It's budget time again for our local pols, and Portlanders are hearing two very different songs coming from opposite banks of the Willamette River.
On the west side of the Hawthorne Bridge at City Hall, Mayor Tom Potter belted Broadway tunes and did head spins last week. Well, not quite. But the typically stolid mayor actually cracked a smile as he announced a $75 million surplus over the next five years—a windfall from the booming local economy.
Meanwhile, across the Hawthorne Bridge at Multnomah County headquarters, county Chairman Ted Wheeler sang the blues as he prepared to slash $15 million this year—a 4 percent cut. He says he'll slice another $10 million next year.
But wait, we all live in the same place. Why is the city flush with cash while the county holds its hat in the welfare line?
It all has to do with where the city and county get their money, and how they split up their workload in the region.

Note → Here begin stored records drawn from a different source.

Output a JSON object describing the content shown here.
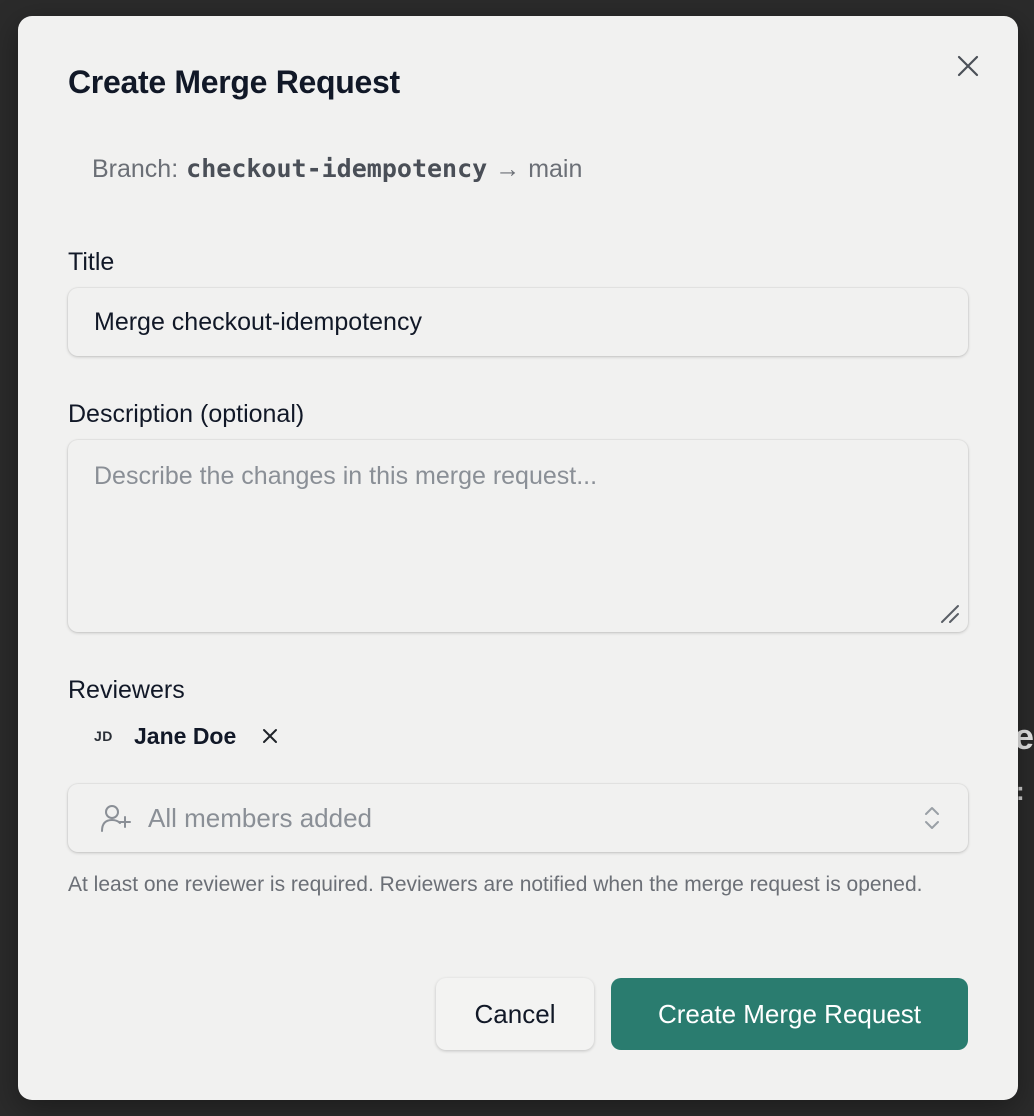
{
  "background": {
    "fragment_1": "e",
    "fragment_2": ": "
  },
  "modal": {
    "title": "Create Merge Request",
    "close_icon": "close-icon",
    "branch": {
      "prefix": "Branch:",
      "source": "checkout-idempotency",
      "arrow": "→",
      "target": "main"
    },
    "title_field": {
      "label": "Title",
      "value": "Merge checkout-idempotency"
    },
    "description_field": {
      "label": "Description (optional)",
      "placeholder": "Describe the changes in this merge request..."
    },
    "reviewers": {
      "label": "Reviewers",
      "selected": [
        {
          "initials": "JD",
          "name": "Jane Doe"
        }
      ],
      "select_placeholder": "All members added",
      "select_icon": "user-plus-icon",
      "help": "At least one reviewer is required. Reviewers are notified when the merge request is opened."
    },
    "actions": {
      "cancel_label": "Cancel",
      "create_label": "Create Merge Request"
    }
  },
  "colors": {
    "accent": "#2a7c6f",
    "modal_bg": "#f1f1f0",
    "backdrop": "#2b2b2b"
  }
}
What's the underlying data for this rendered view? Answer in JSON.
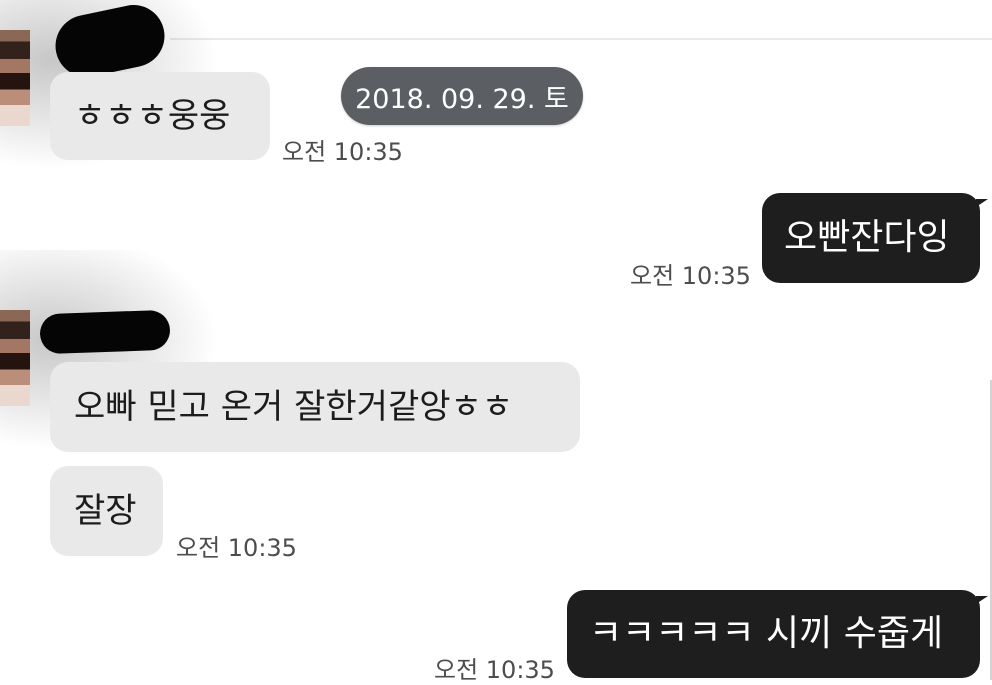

The county provides health and human services, which means it relies more on state and federal dollars for revenue—31 percent this year from Salem and Washington. The city hasn't done its math yet, but last fiscal year just 7 percent of its revenue came from the state and feds.
That's bad news for the county. Federal programs like Medicaid are getting cut. And while the state is doing better, it still fails to pony up enough to cover mandated programs like parole and mental health. The county must make up the rest—$7 million for parole and probation services alone.
"Across the board, the state doesn't give us enough money to perform the services they want us to perform," says County Commissioner Jeff Cogen, who worked in City Hall until last year as Commissioner Dan Saltzman's chief of staff.
The county also takes a hit because it relies more on property taxes than the city. Next year property taxes will supply 56 percent of its $367 million general-fund revenue. In the city, just 37 percent of the general fund comes from property tax.
Property taxes on your house can grow only 3 percent a year, thanks to Oregon voters approving Measure 50 in 1997. But the cost of doing government business—from paying contractors to buying fuel to insuring employees—grows 4 to 6 percent each year.
That's what county officials call a "structural deficit"—a shortage that's hard-wired into the budget. The county got a Band-Aid when voters approved a temporary personal income tax in 2003, but that expired after three years.
The Measure 50 property-tax cap didn't hit Portland as hard because the city has lots of other ways to raise money—like utility fees, business licenses and hotel taxes. Those shoot up when the economy booms, and Portland rides the wave—while the county gets left on the beach.
Both the county and the city collect business-income tax for 14 percent of their general-fund revenues. That's increased for both with the current economic upswing, but the county still winds up broke overall.
"It's like standing under a small umbrella," says City Auditor Gary Blackmer, who used to work for the county. "Something's gonna get wet."